“Just purirrinthecorner willyer.” It received a blank look. I’d been teaching down south for twenty years and I was under a bit of pressure. There was a lot to do and a group of children were wondering what to do with the maypole. They didn’t understand me. For all those years, I had to watch how I said things. My scouse was not too bad but I still needed to speak clearly. The stammer went. I’d worked on it. Even now when I feel about to be tripped up, I can adjust my speech to avoid the hesitation.
So when someone moans to me that they can’t do anything about one of their perceived faults, I feel a little bit of contempt rising.
“Why don’t you work on it?” Can you imagine the level of venom in the reply?
There have been other things I’ve needed to work on. When I was fourteen I was mocked for wanting a career in music. I didn’t talk posh and my jeans had holes in them.
“How can you expect to succeed?” was the question. Erm, I worked at it. I’ve done very well out of music thank you very much. LTCL on the piano and grade eight cello indicates a bit of success I think.
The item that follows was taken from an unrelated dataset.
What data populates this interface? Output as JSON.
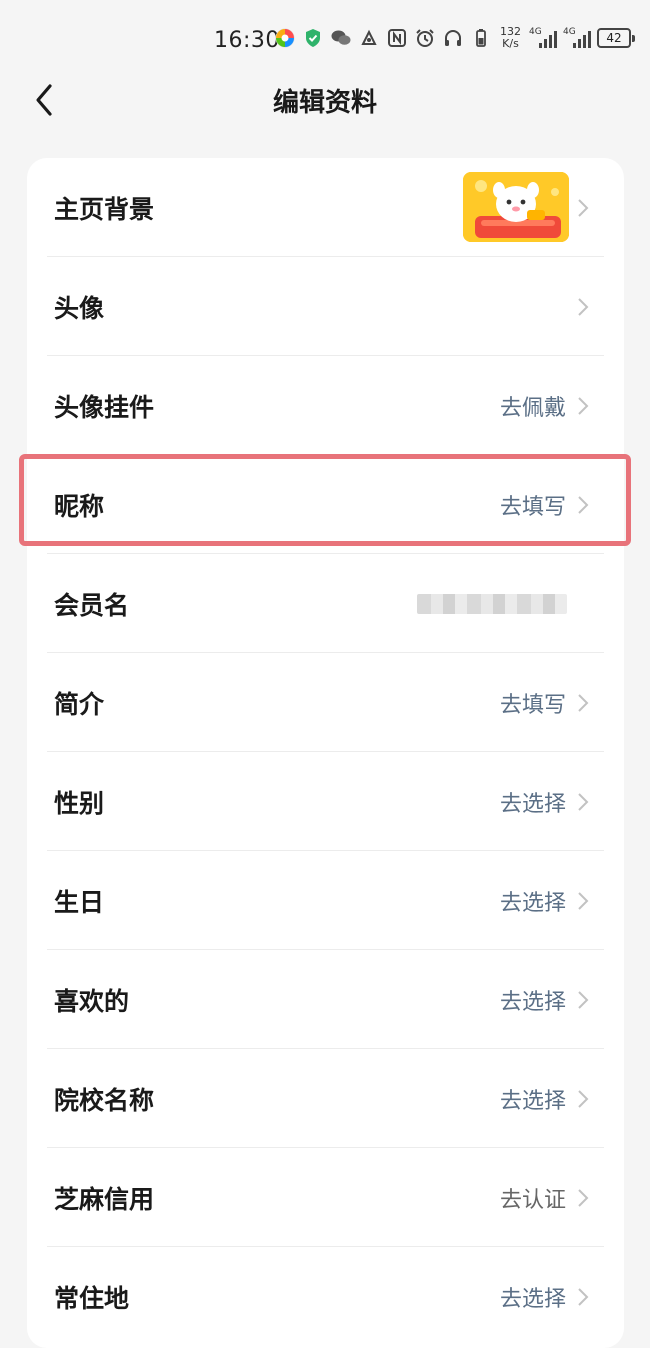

Oh and there’s my music degree, running a junior choir and writing songs and musicals.
When I was 29, I sat on the edge of a swimming pool in Spain wishing I could swim. The next year I was doing sixty lengths a day. Someone once said I was too fat to be a cyclist. At one stage I was doing over a hundred miles a week.
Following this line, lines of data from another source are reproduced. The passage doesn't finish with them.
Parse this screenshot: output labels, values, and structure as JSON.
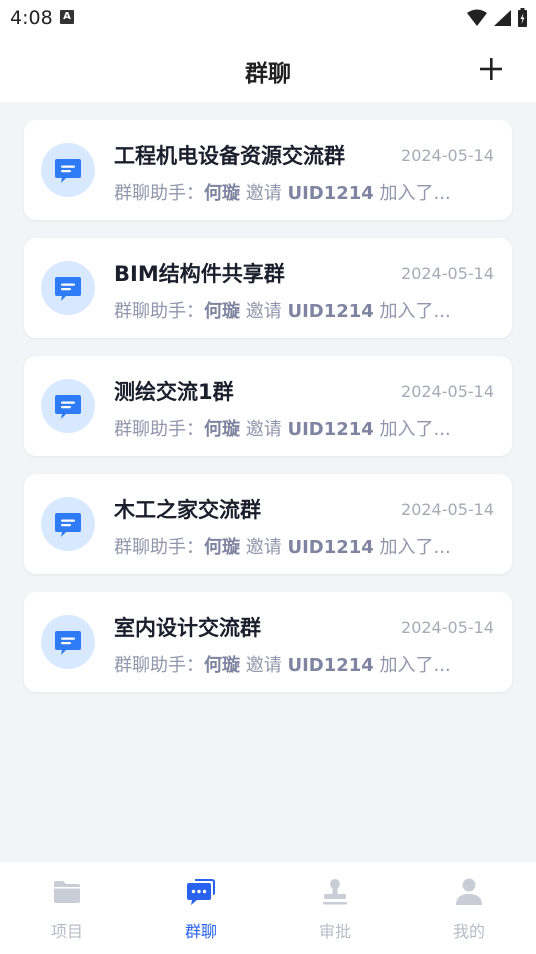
{
  "status_bar": {
    "time": "4:08",
    "badge": "A"
  },
  "header": {
    "title": "群聊",
    "add_icon": "plus-icon"
  },
  "groups": [
    {
      "name": "工程机电设备资源交流群",
      "date": "2024-05-14",
      "msg_prefix": "群聊助手：",
      "inviter": "何璇",
      "verb": " 邀请 ",
      "invitee": "UID1214",
      "msg_suffix": " 加入了..."
    },
    {
      "name": "BIM结构件共享群",
      "date": "2024-05-14",
      "msg_prefix": "群聊助手：",
      "inviter": "何璇",
      "verb": " 邀请 ",
      "invitee": "UID1214",
      "msg_suffix": " 加入了..."
    },
    {
      "name": "测绘交流1群",
      "date": "2024-05-14",
      "msg_prefix": "群聊助手：",
      "inviter": "何璇",
      "verb": " 邀请 ",
      "invitee": "UID1214",
      "msg_suffix": " 加入了..."
    },
    {
      "name": "木工之家交流群",
      "date": "2024-05-14",
      "msg_prefix": "群聊助手：",
      "inviter": "何璇",
      "verb": " 邀请 ",
      "invitee": "UID1214",
      "msg_suffix": " 加入了..."
    },
    {
      "name": "室内设计交流群",
      "date": "2024-05-14",
      "msg_prefix": "群聊助手：",
      "inviter": "何璇",
      "verb": " 邀请 ",
      "invitee": "UID1214",
      "msg_suffix": " 加入了..."
    }
  ],
  "tabs": [
    {
      "label": "项目",
      "icon": "folder-icon",
      "active": false
    },
    {
      "label": "群聊",
      "icon": "chat-icon",
      "active": true
    },
    {
      "label": "审批",
      "icon": "stamp-icon",
      "active": false
    },
    {
      "label": "我的",
      "icon": "user-icon",
      "active": false
    }
  ],
  "colors": {
    "accent": "#2a62f0",
    "inactive": "#b7bcc7",
    "avatar_bg": "#d8e9ff",
    "chat_icon": "#2f7af5"
  }
}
I was sent down from college without a degree. The argument was twofold. I wasn’t up to it and I wasn’t teacher material.
Well I got my degree and when I wanted a PGCE, it took me another five years to get on a course; but I did it. (Yes, I worked on it!)
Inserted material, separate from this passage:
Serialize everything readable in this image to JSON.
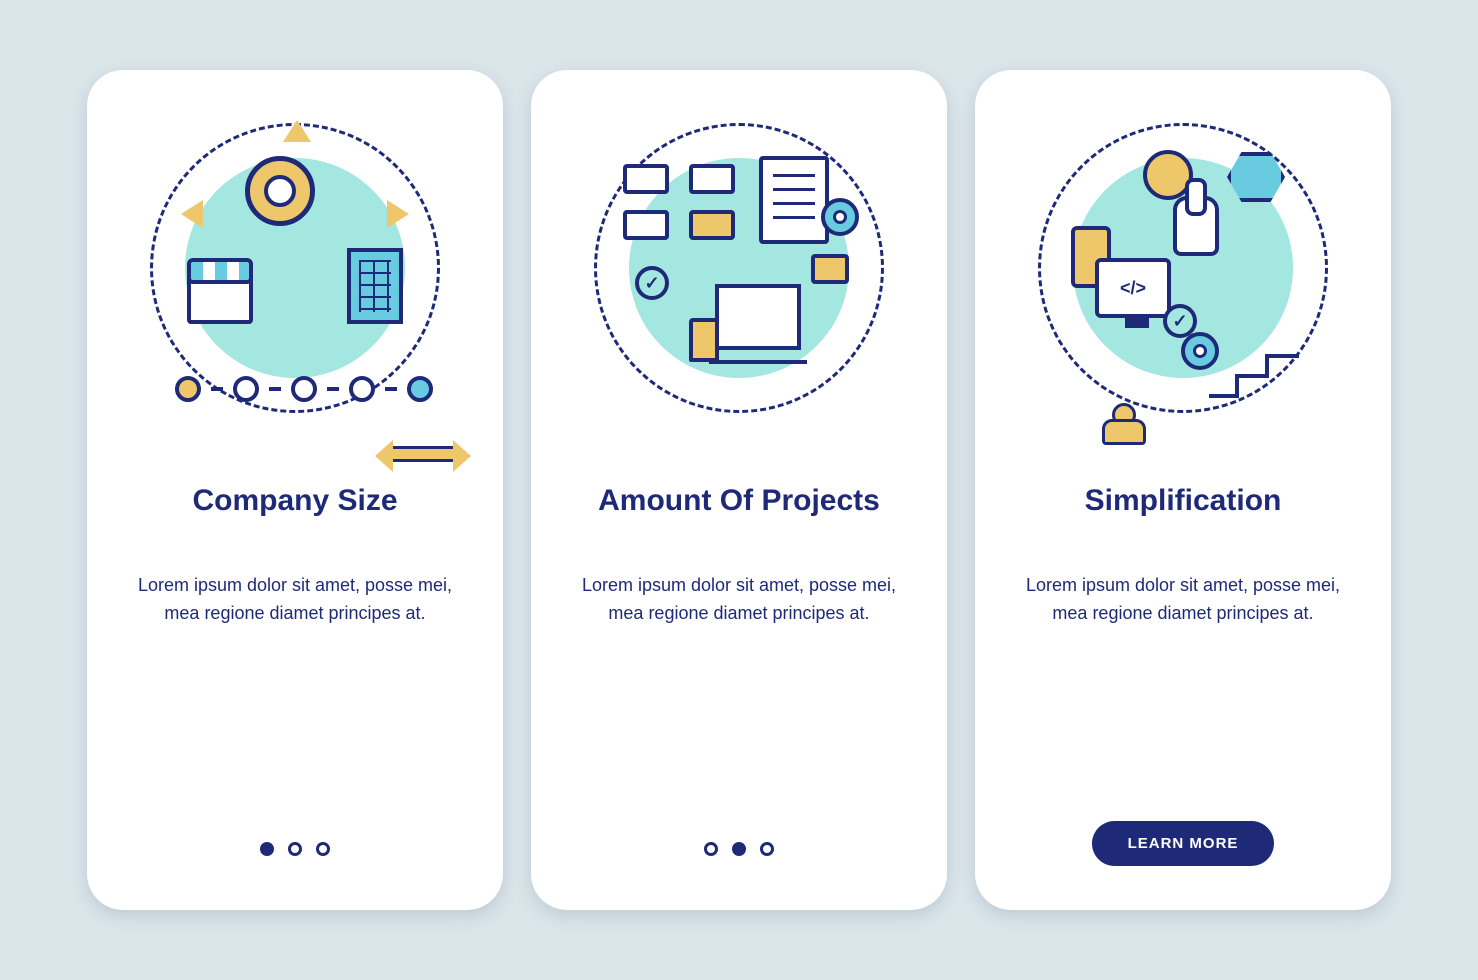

Teaching became my chosen career. Despite the onset of MS, I did it for twenty two years. There is no way I would accept this life changing condition. Barricades are challenges. I look at a wall and wonder how I can get over it. There is no point just counting the bricks.
More recently, the barriers have become more immediate and personal. After thirteen years of marriage I’m back on my own again. What do I do? I’ve worked on being useful. Independence is precious and I’m going to hang on to it. I’m no longer the useless lump on the sofa. And what is the latest thing to work on?
Well there are a few but the most important is the brain fog. Brain fog and fatigue has the potential to constantly trip me up. Fatigue involves knowing. There is no point in fighting it. I sit down unmoved by the piles of crap in the kitchen I relax and recharge my batteries. A good crossword helps. And there is another point. My father always did cryptic crosswords. I found them impossible. When I started teaching I decided to try one a day. It was tantalisingly difficult. Now I do The Times.
It’s also interesting that my oldest friends are people who “work on it”. All of us may have been written off in one way or another. How did we rise Phoenix-like through the ashes?
Oh yes, the brain fog. Sequencing is my real bugbear. Hello notebook. Do I avoid sequencing? Not on your life, I cook and clear up. I’ll think of an ingredient and turn to the fridge. Then, staring at the great white tower, I go blank. There’s no point in raging. A little bit of methodology comes into play.
I try to be creative every day. Today’s prawn fishcakes were delicious. It involved a few stages but I’ve promised myself to cook more fishy stuff. Okay, I knocked over a bowl of sweet potato curry as the fatigue kicked in. Don’t fight the fatigue.
It was time to sit down and write this.
Thank-you for reading.